### DATA SUPPLIED ###

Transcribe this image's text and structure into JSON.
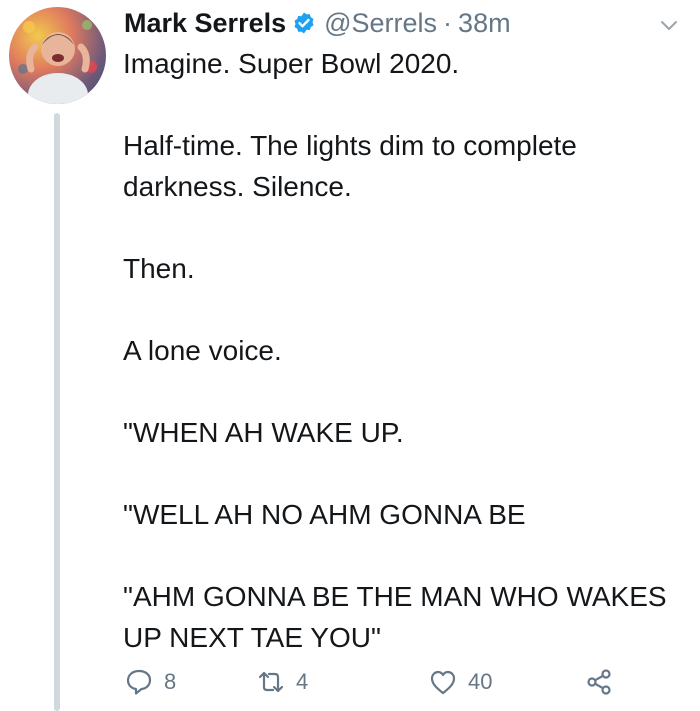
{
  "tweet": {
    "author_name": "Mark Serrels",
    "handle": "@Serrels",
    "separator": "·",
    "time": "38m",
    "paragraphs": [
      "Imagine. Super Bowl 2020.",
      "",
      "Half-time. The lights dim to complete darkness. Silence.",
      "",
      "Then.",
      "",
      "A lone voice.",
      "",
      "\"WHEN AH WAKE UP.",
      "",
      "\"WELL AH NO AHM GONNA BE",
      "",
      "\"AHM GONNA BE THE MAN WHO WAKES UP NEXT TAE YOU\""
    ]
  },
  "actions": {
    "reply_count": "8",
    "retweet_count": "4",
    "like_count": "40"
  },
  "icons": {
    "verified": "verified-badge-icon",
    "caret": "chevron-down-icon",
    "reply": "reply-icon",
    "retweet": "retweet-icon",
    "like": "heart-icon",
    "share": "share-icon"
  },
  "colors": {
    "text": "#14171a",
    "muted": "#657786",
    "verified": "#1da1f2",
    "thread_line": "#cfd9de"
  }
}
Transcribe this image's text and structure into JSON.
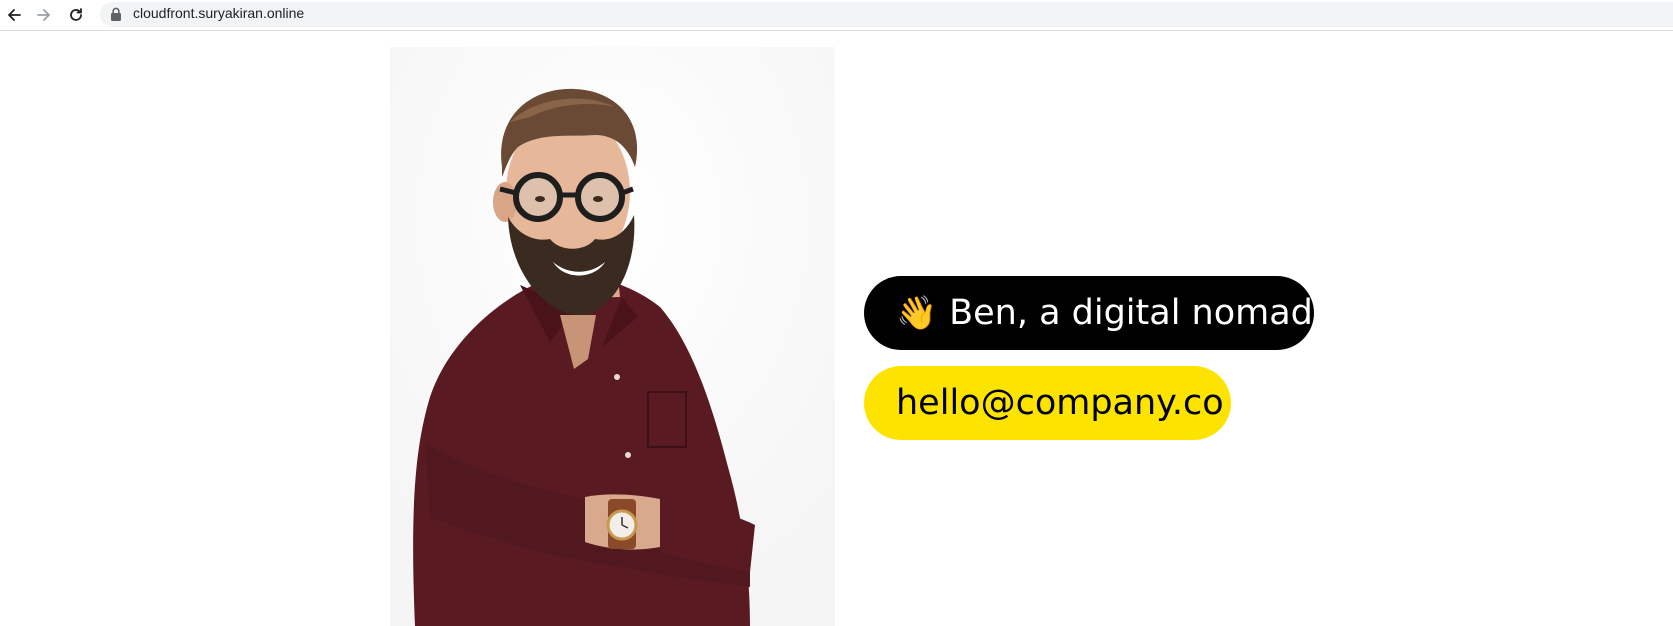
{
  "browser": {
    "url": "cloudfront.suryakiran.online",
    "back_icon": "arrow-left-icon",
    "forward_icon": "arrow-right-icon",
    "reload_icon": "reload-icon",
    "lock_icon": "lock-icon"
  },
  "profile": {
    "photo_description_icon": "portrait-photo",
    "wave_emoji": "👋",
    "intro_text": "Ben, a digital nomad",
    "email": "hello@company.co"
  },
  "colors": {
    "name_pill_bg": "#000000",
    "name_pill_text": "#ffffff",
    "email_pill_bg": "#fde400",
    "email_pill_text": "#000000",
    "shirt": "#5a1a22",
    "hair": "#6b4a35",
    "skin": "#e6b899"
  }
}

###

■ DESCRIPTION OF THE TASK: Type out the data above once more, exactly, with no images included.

■ WRITTEN SOLUTION:
Transcribe this image's text and structure into JSON.
{
  "tweet": {
    "author_name": "Mark Serrels",
    "handle": "@Serrels",
    "separator": "·",
    "time": "38m",
    "paragraphs": [
      "Imagine. Super Bowl 2020.",
      "",
      "Half-time. The lights dim to complete darkness. Silence.",
      "",
      "Then.",
      "",
      "A lone voice.",
      "",
      "\"WHEN AH WAKE UP.",
      "",
      "\"WELL AH NO AHM GONNA BE",
      "",
      "\"AHM GONNA BE THE MAN WHO WAKES UP NEXT TAE YOU\""
    ]
  },
  "actions": {
    "reply_count": "8",
    "retweet_count": "4",
    "like_count": "40"
  },
  "icons": {
    "verified": "verified-badge-icon",
    "caret": "chevron-down-icon",
    "reply": "reply-icon",
    "retweet": "retweet-icon",
    "like": "heart-icon",
    "share": "share-icon"
  },
  "colors": {
    "text": "#14171a",
    "muted": "#657786",
    "verified": "#1da1f2",
    "thread_line": "#cfd9de"
  }
}
Transcribe this image's text and structure into JSON.
{
  "browser": {
    "url": "cloudfront.suryakiran.online",
    "back_icon": "arrow-left-icon",
    "forward_icon": "arrow-right-icon",
    "reload_icon": "reload-icon",
    "lock_icon": "lock-icon"
  },
  "profile": {
    "photo_description_icon": "portrait-photo",
    "wave_emoji": "👋",
    "intro_text": "Ben, a digital nomad",
    "email": "hello@company.co"
  },
  "colors": {
    "name_pill_bg": "#000000",
    "name_pill_text": "#ffffff",
    "email_pill_bg": "#fde400",
    "email_pill_text": "#000000",
    "shirt": "#5a1a22",
    "hair": "#6b4a35",
    "skin": "#e6b899"
  }
}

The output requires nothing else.